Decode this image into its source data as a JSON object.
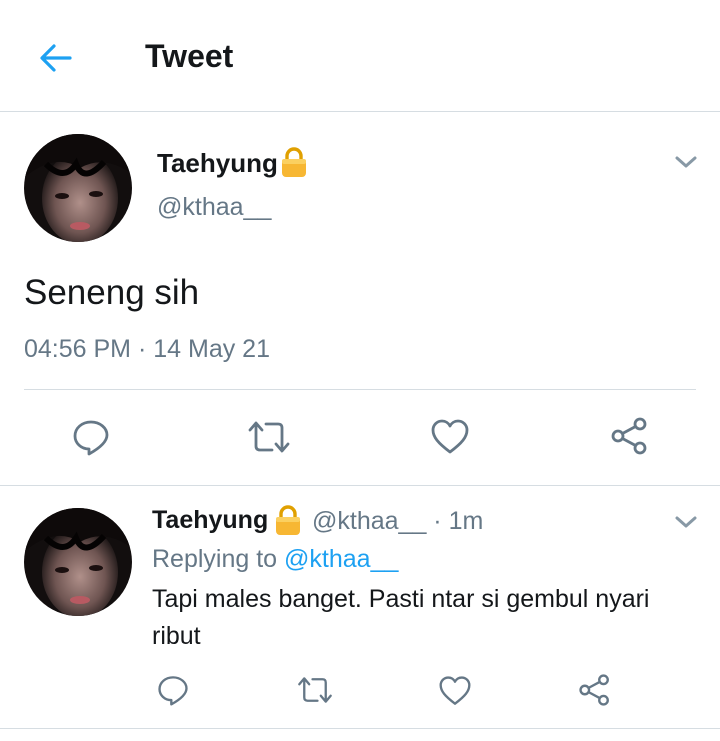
{
  "header": {
    "title": "Tweet",
    "accent": "#1da1f2"
  },
  "main_tweet": {
    "name": "Taehyung",
    "handle": "@kthaa__",
    "text": "Seneng sih",
    "time": "04:56 PM",
    "separator": "·",
    "date": "14 May 21",
    "icons": [
      "lock-icon",
      "chevron-down-icon",
      "reply-icon",
      "retweet-icon",
      "like-icon",
      "share-icon"
    ]
  },
  "reply_tweet": {
    "name": "Taehyung",
    "handle": "@kthaa__",
    "separator": "·",
    "age": "1m",
    "replying_prefix": "Replying to",
    "replying_handle": "@kthaa__",
    "text": "Tapi males banget. Pasti ntar si gembul nyari ribut"
  },
  "colors": {
    "text": "#14171a",
    "secondary": "#657786",
    "divider": "#d6dde2",
    "link": "#1da1f2",
    "lock": "#f4a524"
  }
}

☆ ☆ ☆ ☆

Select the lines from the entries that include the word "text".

• EXERCISE ANSWER
    "text": "Seneng sih",
    "text": "Tapi males banget. Pasti ntar si gembul nyari ribut"
    "text": "#14171a",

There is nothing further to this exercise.